DOJ Abandons Effort to Force Religious Hospitals to Perform Gender Transitions
The Biden administration has declined to appeal an Eighth Circuit ruling that barred the administration from requiring religious hospitals to perform gender transition procedures. The ruling marks the Biden administration’s second loss at a U.S. circuit court in an administrative campaign to force religious hospitals to provide and insure gender transition procedures against their beliefs that dates back to 2016.
In Sisters of Mercy v. Becerra, a panel of the Eighth Circuit ruled on December 9, 2022 that the Department of Health and Human Services (HHS) and the Equal Employment Opportunity Commission (EEOC) may not interpret “antidiscrimination laws in a way that compels [religious entities] to perform and provide insurance coverage for gender transitions.” A Catholic hospital association had challenged the administration’s application of several rules, which they argued would force them to violate their religious beliefs.
“In 2016, the federal government reinterpreted the Affordable Care Act to require doctors and hospitals across the country to perform controversial gender-transition procedures, including on children, even when doing so would violate doctors’ consciences and could harm the patient,” described Becket Fund, the religious freedom legal firm that represented both Catholic hospital associations.
Among other effects, the rule would require health care practitioners to prescribe gender transition hormones to patients — such as estrogen for males and testosterone for females — so that their bodies would begin to develop physical characteristics associated with the opposite sex, such as facial hair for females or wide hips for males.
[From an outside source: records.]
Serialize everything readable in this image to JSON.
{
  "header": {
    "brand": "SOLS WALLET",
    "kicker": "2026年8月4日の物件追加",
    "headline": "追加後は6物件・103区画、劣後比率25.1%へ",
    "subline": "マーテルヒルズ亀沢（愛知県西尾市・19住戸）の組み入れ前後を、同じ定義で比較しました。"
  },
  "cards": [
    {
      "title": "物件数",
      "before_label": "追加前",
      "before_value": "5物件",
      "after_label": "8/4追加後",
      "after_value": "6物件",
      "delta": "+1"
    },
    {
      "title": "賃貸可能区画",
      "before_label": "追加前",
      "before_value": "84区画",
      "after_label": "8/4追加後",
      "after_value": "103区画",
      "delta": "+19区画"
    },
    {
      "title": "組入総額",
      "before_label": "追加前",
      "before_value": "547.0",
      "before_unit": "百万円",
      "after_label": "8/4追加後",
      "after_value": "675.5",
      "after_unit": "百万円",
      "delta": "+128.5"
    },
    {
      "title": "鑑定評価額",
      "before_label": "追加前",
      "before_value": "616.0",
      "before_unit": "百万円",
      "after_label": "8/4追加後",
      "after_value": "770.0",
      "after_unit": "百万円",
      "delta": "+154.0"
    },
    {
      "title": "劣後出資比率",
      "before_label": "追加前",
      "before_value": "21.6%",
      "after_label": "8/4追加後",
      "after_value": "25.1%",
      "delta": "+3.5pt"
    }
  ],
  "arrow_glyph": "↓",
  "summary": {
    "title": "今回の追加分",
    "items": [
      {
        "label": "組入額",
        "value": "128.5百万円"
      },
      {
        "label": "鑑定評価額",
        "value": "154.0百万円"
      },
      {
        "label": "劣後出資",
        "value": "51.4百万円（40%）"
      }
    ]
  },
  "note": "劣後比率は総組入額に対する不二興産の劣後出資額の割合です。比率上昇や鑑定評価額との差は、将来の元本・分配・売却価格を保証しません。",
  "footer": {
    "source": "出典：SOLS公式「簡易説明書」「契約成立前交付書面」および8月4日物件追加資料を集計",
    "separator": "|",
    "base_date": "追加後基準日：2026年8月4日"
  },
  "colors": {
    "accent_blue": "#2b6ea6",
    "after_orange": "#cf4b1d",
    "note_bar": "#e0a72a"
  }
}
It would also require health care practitioners to perform gender transition surgeries that amputate healthy body parts and replace them with dysfunctional imitations of body parts belonging to the opposite sex.
Litigation proceedings were halted during the Trump administration, which eventually revised the guidance — although other district courts blocked its 2020 rule. However, in 2021, the Biden administration reversed the Trump-era rule and reinstituted requirements similar to those found in the 2016 rule.
The court upheld a district court injunction forbidding HHS and EEOC from enforcing the rules against the Catholic hospitals, finding it was likely they would do so. The Department of Justice (DOJ) had until June 20 to file an appeal with the Supreme Court, and that date came and went without an appeal.
The Eighth Circuit’s ruling heavily quoted from a Fifth Circuit ruling issued months earlier in Franciscan Alliance v. Becerra, in which the Fifth Circuit ruled in favor of another Catholic hospital association on the same issue. Both circuit courts agreed that the administrative rules would violate the federal Religious Freedom Restoration Act (RFRA). The DOJ also declined to appeal that earlier decision.
“After multiple defeats in court, the federal government has thrown in the towel on its controversial, medically unsupported transgender mandate,” said Becket vice president and senior counsel Luke Goodrich.
Goodrich argued that the rule’s enforcement attacked the ethics of the medical profession, not to mention their patients. “Doctors take a solemn oath to ‘do no harm,’ and they can’t keep that oath if the federal government is forcing them to perform harmful, irreversible procedures against their conscience and medical expertise,” he said. “These religious doctors and hospitals provide vital care to patients in need, including millions of dollars in free and low-cost care to the elderly, poor, and underserved.”
Most importantly, Goodrich added, “This is a win for patients, conscience, and common sense.”
Joshua Arnold is a staff writer at The Washington Stand.